Official details and figures fluctuated amid the confusion and bloodshed in Beslan in North Ossetia region bordering troubled Chechnya where gunmen with bombs strapped to their wastes held around 1,500 people hostage in the gymnasium of a local school since Wednesday.
“More than 200 people died as a result of shooting by the gunmen or from wounds received as a result of explosions set off by the gunmen," a Health Ministry source in North Ossetia was quoted as saying by the Interfax news agency.
President Bush called the siege "another grim reminder of the length to which terrorists will go to threaten this civilized world."
"We mourn the innocent lives that have been lost," Bush said. "We stand with the people of Russia, we send them our prayers for this terrible situation."
Russia media said 860 pupils attended Middle School No.1. Their number may have been swollen to around 1,500 by parents and relatives attending a first-day ceremony traditional in Russian schools.
Terrified children, some naked and others with bloodied faces, ran screaming for safety after the ordeal as machinegun fire rattled out and helicopters clattered overhead.
The children, many stripped to their underwear after two days without food or drink in stifling hot and crowded conditions, gulped down bottles of water and waited in a daze for relatives as gunfire crackled around them.
Meanwhile, Russian authorities said they had been forced into an unplanned rescue operation when the hostage-takers opened fire on fleeing children.
“No military action was planned. We were planning further talks,” said Valery Andreyev, regional head of Russia’s FSB security service.

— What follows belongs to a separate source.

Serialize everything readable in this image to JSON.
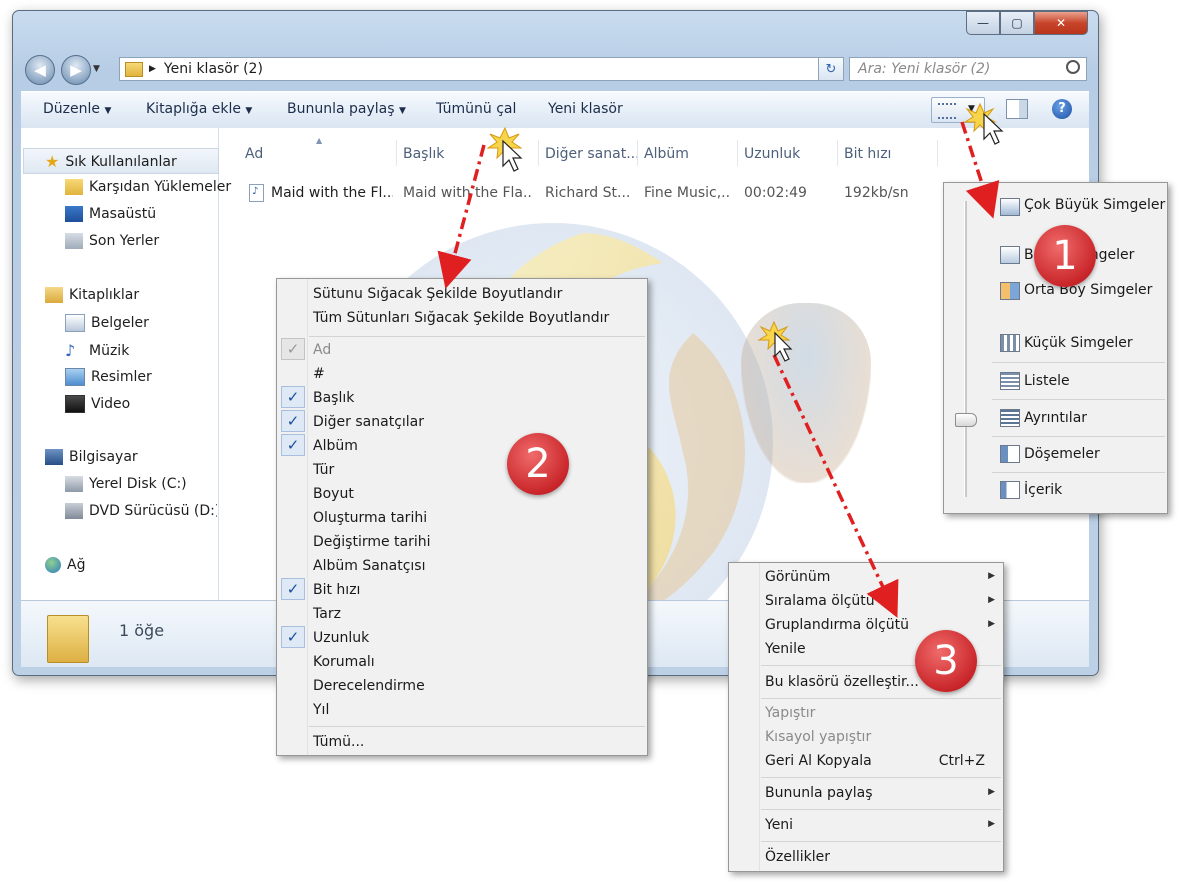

Andreyev said 10 Arabs had been among about 20 gunmen killed, adding fuel to Russia’s contention that Chechen rebels are backed by foreign Islamic militants.
Some officials suggested an al Qaeda financing link to the gunmen.
The Emergencies Ministry said 704 people, including 259 children, were hospitalized following the commando raid. Many of the wounded were being treated in mobile hospitals set up by authorities.
According to the most recent reports, all resistance had been quelled at the school but the Russian military was still hunting for three gunmen. Amid the chaos, a top official said some children were still being held.